(EXERCISE INSTRUCTIONS):
Copy nothing but the text: repeat each entry exactly and drop the images.

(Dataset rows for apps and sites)
● ● ● ● ● ● ●

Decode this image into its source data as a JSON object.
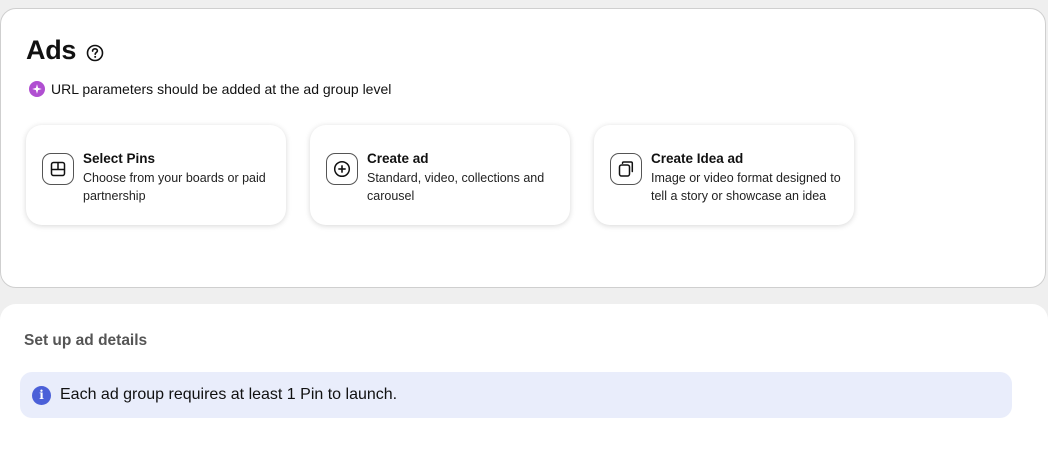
{
  "ads_section": {
    "title": "Ads",
    "help_icon": "help-circle-icon",
    "notice": {
      "icon": "sparkle-badge-icon",
      "icon_color": "#b04fd1",
      "text": "URL parameters should be added at the ad group level"
    },
    "options": [
      {
        "icon": "select-pins-icon",
        "title": "Select Pins",
        "description": "Choose from your boards or paid partnership"
      },
      {
        "icon": "plus-circle-icon",
        "title": "Create ad",
        "description": "Standard, video, collections and carousel"
      },
      {
        "icon": "idea-pin-icon",
        "title": "Create Idea ad",
        "description": "Image or video format designed to tell a story or showcase an idea"
      }
    ]
  },
  "details_section": {
    "title": "Set up ad details",
    "info_banner": {
      "icon": "info-icon",
      "icon_color": "#4b60d8",
      "text": "Each ad group requires at least 1 Pin to launch."
    }
  }
}
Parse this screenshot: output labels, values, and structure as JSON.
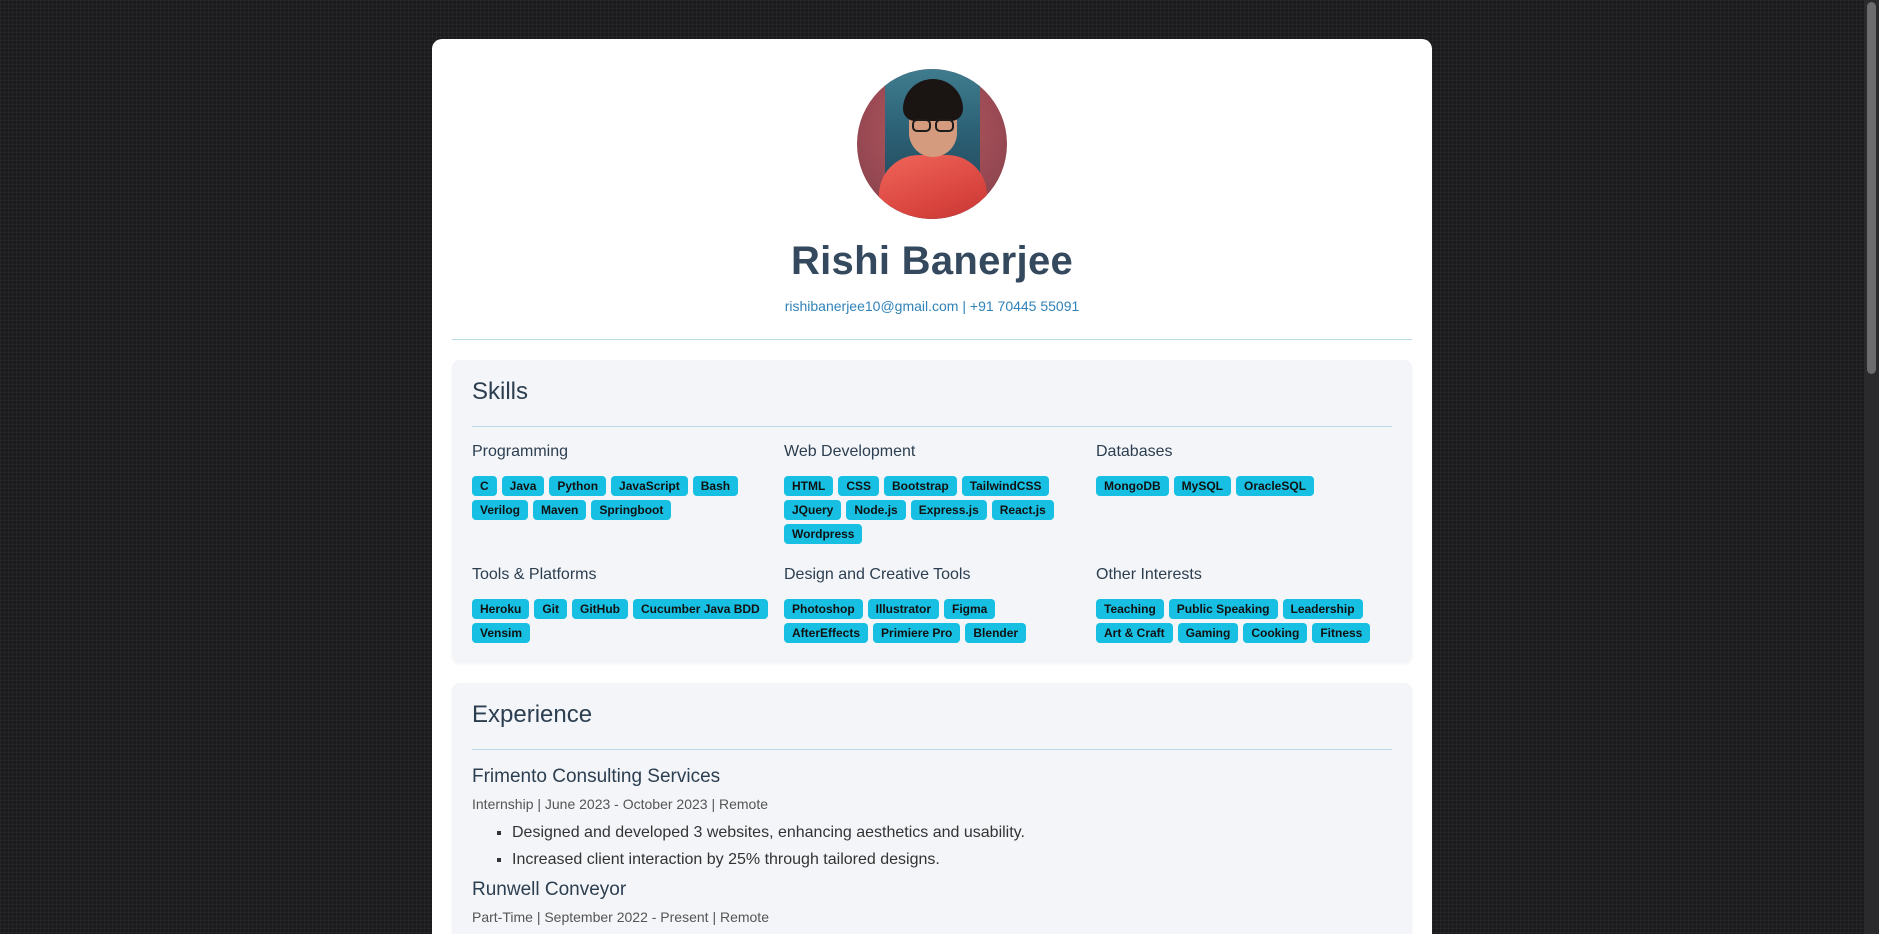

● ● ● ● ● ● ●

(WRITTEN RESPONSE):
Decode this image into its source data as a JSON object.
{
  "ads_section": {
    "title": "Ads",
    "help_icon": "help-circle-icon",
    "notice": {
      "icon": "sparkle-badge-icon",
      "icon_color": "#b04fd1",
      "text": "URL parameters should be added at the ad group level"
    },
    "options": [
      {
        "icon": "select-pins-icon",
        "title": "Select Pins",
        "description": "Choose from your boards or paid partnership"
      },
      {
        "icon": "plus-circle-icon",
        "title": "Create ad",
        "description": "Standard, video, collections and carousel"
      },
      {
        "icon": "idea-pin-icon",
        "title": "Create Idea ad",
        "description": "Image or video format designed to tell a story or showcase an idea"
      }
    ]
  },
  "details_section": {
    "title": "Set up ad details",
    "info_banner": {
      "icon": "info-icon",
      "icon_color": "#4b60d8",
      "text": "Each ad group requires at least 1 Pin to launch."
    }
  }
}
Parse this screenshot: output labels, values, and structure as JSON.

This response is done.